> [What the task asks]:
Go line by line through the data and copy those with the word "icon".

● ● ● ●

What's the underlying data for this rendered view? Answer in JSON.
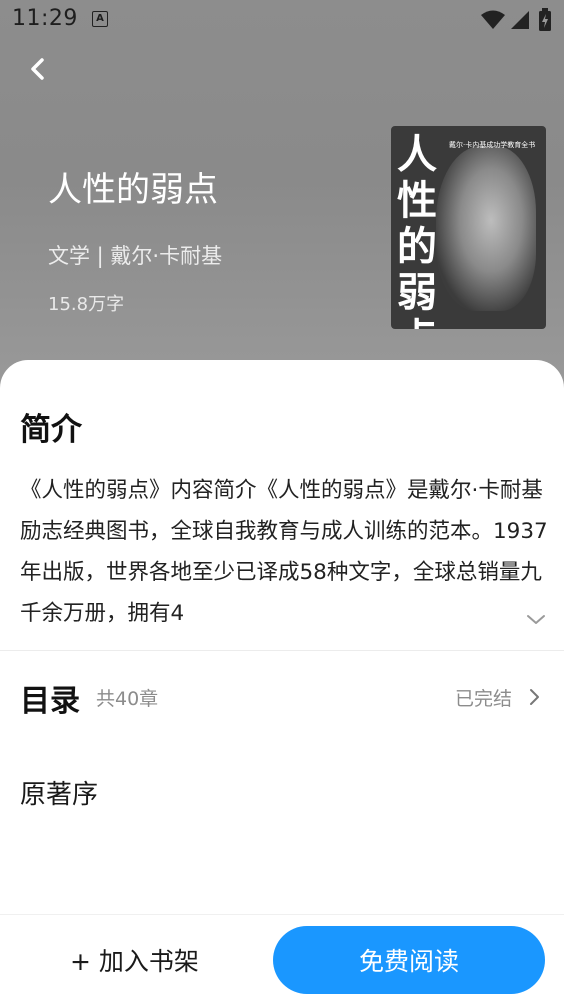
{
  "status_bar": {
    "time": "11:29",
    "notification_icon": "a-icon",
    "wifi_icon": "wifi-icon",
    "signal_icon": "signal-icon",
    "battery_icon": "battery-icon"
  },
  "header": {
    "back_icon": "chevron-left-icon"
  },
  "book": {
    "title": "人性的弱点",
    "meta": "文学 | 戴尔·卡耐基",
    "word_count": "15.8万字",
    "cover": {
      "title": "人性的弱点",
      "subtitle": "戴尔·卡内基成功学教育全书"
    }
  },
  "intro": {
    "heading": "简介",
    "text": "《人性的弱点》内容简介《人性的弱点》是戴尔·卡耐基励志经典图书，全球自我教育与成人训练的范本。1937年出版，世界各地至少已译成58种文字，全球总销量九千余万册，拥有4",
    "expand_icon": "chevron-down-icon"
  },
  "toc": {
    "heading": "目录",
    "count": "共40章",
    "status": "已完结",
    "status_icon": "chevron-right-icon",
    "first_chapter": "原著序"
  },
  "bottom_bar": {
    "add_label": "+ 加入书架",
    "read_label": "免费阅读"
  },
  "colors": {
    "accent": "#1a97ff",
    "hero_bg": "#8d8d8d"
  }
}
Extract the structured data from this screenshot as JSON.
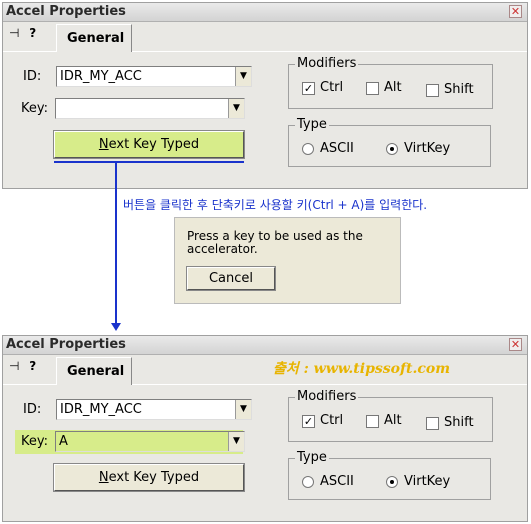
{
  "window_title": "Accel Properties",
  "close_glyph": "✕",
  "pin_glyph": "⊣",
  "help_glyph": "?",
  "tab_general": "General",
  "id_label": "ID:",
  "key_label": "Key:",
  "modifiers_title": "Modifiers",
  "ctrl": "Ctrl",
  "alt": "Alt",
  "shift": "Shift",
  "type_title": "Type",
  "ascii": "ASCII",
  "virtkey": "VirtKey",
  "top": {
    "id_value": "IDR_MY_ACC",
    "key_value": "",
    "next_key_prefix": "N",
    "next_key_rest": "ext Key Typed"
  },
  "annotation_text": "버튼을 클릭한 후 단축키로 사용할 키(Ctrl + A)를 입력한다.",
  "popup": {
    "message": "Press a key to be used as the accelerator.",
    "cancel": "Cancel"
  },
  "bottom": {
    "id_value": "IDR_MY_ACC",
    "key_value": "A",
    "next_key_prefix": "N",
    "next_key_rest": "ext Key Typed",
    "source_watermark": "출처 : www.tipssoft.com"
  },
  "colors": {
    "highlight": "#d7ec8a",
    "annotation_blue": "#1a33cc",
    "watermark": "#e8b400"
  }
}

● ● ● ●

> [Response to this exercise]:
    "notification_icon": "a-icon",
    "wifi_icon": "wifi-icon",
    "signal_icon": "signal-icon",
    "battery_icon": "battery-icon"
    "back_icon": "chevron-left-icon"
    "expand_icon": "chevron-down-icon"
    "status_icon": "chevron-right-icon",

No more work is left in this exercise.